*** Opening EXTRACTED DATA ***

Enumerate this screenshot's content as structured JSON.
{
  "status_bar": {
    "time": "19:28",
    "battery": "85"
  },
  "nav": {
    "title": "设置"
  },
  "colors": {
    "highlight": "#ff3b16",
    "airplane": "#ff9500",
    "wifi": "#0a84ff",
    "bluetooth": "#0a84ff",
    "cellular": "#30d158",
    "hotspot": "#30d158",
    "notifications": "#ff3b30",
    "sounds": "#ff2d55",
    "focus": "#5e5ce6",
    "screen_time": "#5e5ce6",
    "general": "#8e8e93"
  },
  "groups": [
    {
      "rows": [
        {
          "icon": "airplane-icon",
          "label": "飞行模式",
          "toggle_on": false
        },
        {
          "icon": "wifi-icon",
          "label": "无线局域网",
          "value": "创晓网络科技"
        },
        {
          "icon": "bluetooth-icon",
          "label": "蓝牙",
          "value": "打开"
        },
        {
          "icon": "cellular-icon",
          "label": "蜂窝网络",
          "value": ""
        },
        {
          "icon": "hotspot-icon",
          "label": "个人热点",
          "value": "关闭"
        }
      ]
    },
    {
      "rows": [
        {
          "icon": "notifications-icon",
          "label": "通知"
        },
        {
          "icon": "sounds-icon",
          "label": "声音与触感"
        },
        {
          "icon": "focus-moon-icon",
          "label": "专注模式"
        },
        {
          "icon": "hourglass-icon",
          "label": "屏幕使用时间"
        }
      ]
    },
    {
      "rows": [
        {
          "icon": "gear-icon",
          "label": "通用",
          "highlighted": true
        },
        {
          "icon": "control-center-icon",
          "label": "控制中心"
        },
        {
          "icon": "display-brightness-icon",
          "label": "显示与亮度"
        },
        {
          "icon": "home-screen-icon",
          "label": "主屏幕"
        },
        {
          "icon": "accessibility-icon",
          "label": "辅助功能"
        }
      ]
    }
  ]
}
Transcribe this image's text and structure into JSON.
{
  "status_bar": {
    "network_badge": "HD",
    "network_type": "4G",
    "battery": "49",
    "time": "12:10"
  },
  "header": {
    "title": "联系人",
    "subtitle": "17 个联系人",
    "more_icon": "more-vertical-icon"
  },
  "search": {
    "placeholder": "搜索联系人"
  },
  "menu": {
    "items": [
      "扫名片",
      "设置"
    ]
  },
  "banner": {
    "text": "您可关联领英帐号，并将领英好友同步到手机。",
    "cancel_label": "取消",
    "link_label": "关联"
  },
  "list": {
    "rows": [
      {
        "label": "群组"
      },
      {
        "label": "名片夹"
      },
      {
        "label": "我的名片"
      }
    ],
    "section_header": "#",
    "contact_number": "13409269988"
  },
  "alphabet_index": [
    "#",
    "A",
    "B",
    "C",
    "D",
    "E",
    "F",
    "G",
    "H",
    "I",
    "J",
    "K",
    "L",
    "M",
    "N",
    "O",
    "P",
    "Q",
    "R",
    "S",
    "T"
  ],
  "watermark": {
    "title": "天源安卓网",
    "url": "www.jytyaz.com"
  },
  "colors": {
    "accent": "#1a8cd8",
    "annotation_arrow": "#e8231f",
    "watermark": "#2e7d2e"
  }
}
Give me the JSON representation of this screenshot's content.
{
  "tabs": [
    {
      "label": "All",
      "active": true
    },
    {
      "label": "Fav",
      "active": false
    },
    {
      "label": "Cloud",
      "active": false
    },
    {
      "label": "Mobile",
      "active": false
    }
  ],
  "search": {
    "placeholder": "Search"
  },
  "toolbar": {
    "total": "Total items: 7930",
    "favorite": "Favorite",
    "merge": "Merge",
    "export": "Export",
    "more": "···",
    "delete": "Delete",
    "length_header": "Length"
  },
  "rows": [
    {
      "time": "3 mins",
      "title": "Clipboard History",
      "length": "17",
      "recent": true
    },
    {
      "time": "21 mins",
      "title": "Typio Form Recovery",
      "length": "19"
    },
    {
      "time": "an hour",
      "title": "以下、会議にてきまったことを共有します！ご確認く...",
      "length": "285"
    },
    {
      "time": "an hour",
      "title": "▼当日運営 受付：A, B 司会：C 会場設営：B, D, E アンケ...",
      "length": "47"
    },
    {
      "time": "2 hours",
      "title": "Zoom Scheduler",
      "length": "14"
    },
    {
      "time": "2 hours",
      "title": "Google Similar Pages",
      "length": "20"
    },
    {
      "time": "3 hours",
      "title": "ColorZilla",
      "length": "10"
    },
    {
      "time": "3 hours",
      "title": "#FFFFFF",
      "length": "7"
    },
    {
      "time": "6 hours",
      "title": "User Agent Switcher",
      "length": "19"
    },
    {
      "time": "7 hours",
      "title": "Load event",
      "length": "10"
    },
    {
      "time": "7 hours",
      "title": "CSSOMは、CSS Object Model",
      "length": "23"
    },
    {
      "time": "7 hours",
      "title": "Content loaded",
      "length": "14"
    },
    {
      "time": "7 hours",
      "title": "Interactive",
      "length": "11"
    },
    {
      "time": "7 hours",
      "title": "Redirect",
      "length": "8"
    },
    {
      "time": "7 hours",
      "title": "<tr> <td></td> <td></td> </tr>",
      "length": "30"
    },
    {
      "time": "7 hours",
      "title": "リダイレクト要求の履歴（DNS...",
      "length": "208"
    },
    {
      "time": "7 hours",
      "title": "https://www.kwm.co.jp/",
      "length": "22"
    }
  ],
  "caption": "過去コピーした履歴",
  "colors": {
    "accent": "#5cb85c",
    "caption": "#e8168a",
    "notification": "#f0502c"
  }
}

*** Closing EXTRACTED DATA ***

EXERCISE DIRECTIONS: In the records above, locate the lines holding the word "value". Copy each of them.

RESPONSE BOX:
          "value": "创晓网络科技"
          "value": "打开"
          "value": ""
          "value": "关闭"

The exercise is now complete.